Plutarch and Lucian report that the soldier ran from Marathon to Athens. So much for my faulty recollection of a Thermopylae-Marathon route. The distance between those two cities is 135 miles. To add salt to my wounded historical pride, the Battle of Thermopylae, though also fought between the Greeks and Persians, took place ten years later than the Battle of Marathon.
I guess that 100 miles and 10 years is reasonably close for a top-of-the-head recollection from a broken-down cow puncher.
So there’s a bit of the history. I find the Greco-Persian wars quite interesting, and think the history is worth reading. Though 2,500 years have passed, ancient Greece was the birthplace of our Western Civilization; the birthplace of our American Republic as well.
As to why people run marathons, I suspect there are as many reasons as runners. But the 26.2 mile marathon is perhaps the oldest physical benchmark of all time. Those who know a bit of the history must wonder, as I do, whether they could match the feat of this long-dead Greek soldier. I never ran a marathon, and I doubt I ever will. So I’ll never know. But my sister knows, and my heart nearly burst with pride as I watched her cross the finish line.

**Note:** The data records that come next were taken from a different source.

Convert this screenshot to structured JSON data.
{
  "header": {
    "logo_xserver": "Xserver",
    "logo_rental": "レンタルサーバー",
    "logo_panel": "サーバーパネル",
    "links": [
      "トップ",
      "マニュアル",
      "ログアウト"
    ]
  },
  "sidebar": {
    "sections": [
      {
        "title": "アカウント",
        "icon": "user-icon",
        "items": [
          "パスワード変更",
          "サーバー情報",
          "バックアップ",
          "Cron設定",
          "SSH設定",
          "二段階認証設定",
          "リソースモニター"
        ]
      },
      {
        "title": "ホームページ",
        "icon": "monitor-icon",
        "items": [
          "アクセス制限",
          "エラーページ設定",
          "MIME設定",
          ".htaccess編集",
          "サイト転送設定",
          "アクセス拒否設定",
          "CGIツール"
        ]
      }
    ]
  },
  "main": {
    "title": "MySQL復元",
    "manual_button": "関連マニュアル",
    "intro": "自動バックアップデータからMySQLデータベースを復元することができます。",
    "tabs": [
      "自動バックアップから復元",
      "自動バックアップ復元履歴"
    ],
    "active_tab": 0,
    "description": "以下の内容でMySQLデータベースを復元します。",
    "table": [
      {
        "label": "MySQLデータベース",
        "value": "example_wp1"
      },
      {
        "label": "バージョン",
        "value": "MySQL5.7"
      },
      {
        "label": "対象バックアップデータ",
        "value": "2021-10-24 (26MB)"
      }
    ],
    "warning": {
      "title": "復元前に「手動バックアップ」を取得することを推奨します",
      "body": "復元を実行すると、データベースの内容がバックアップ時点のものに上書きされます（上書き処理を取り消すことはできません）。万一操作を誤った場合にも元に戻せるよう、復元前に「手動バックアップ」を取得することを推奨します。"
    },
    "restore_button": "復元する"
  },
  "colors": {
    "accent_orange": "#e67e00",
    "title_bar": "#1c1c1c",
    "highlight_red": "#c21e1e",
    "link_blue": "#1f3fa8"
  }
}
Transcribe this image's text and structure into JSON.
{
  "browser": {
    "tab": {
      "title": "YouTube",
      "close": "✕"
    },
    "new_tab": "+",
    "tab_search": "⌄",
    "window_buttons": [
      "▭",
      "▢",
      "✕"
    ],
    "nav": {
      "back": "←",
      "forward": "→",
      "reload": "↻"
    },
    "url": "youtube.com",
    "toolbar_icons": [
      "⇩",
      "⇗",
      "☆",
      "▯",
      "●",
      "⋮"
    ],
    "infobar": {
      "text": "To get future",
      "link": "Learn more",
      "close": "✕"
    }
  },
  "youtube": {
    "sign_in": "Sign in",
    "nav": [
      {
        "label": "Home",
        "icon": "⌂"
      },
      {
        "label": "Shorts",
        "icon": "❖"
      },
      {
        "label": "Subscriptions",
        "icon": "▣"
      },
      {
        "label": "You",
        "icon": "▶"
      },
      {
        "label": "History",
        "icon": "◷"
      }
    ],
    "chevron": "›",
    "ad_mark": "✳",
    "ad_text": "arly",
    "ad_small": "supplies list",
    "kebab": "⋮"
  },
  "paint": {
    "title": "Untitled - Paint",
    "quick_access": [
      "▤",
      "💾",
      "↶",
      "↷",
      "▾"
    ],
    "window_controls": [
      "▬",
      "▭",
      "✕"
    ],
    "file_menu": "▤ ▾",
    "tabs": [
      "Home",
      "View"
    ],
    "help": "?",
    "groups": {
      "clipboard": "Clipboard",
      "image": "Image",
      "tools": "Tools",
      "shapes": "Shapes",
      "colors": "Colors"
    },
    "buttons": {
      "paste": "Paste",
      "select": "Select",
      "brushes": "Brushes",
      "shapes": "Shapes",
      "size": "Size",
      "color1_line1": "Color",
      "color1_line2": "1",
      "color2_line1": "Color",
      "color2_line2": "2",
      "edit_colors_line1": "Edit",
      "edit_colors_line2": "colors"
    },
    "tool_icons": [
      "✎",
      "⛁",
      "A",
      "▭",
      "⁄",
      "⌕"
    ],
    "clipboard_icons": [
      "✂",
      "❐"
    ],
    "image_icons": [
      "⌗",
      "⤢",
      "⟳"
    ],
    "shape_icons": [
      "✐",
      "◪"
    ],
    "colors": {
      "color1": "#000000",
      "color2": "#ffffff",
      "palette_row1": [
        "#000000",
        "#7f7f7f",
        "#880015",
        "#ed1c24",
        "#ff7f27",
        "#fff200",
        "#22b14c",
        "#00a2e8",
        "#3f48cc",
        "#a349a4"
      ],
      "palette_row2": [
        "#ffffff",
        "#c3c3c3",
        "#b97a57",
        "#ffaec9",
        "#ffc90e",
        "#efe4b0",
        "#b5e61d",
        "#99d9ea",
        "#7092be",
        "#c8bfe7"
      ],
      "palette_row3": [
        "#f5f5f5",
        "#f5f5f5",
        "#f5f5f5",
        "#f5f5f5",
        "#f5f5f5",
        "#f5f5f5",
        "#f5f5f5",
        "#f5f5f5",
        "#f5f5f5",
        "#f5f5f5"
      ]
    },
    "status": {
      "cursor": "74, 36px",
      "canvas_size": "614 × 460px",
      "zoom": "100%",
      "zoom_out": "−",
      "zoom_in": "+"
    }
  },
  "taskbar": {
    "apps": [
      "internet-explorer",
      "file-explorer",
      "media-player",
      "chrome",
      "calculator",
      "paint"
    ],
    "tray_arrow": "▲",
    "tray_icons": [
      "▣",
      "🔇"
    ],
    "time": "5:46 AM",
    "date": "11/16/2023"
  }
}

How did Sis do? She finished 27th overall, and third in her age group. Her time was 4:03:13, with a mile-pace of 9:16.
She was a bit disappointed in her performance, having hoped to finish in under four hours. She would have done so at a mile-pace of 9:09. Think of that. Seven seconds per mile. Over 26 miles. Marathoners compete primarily against themselves, of course, but my goodness – what a performance!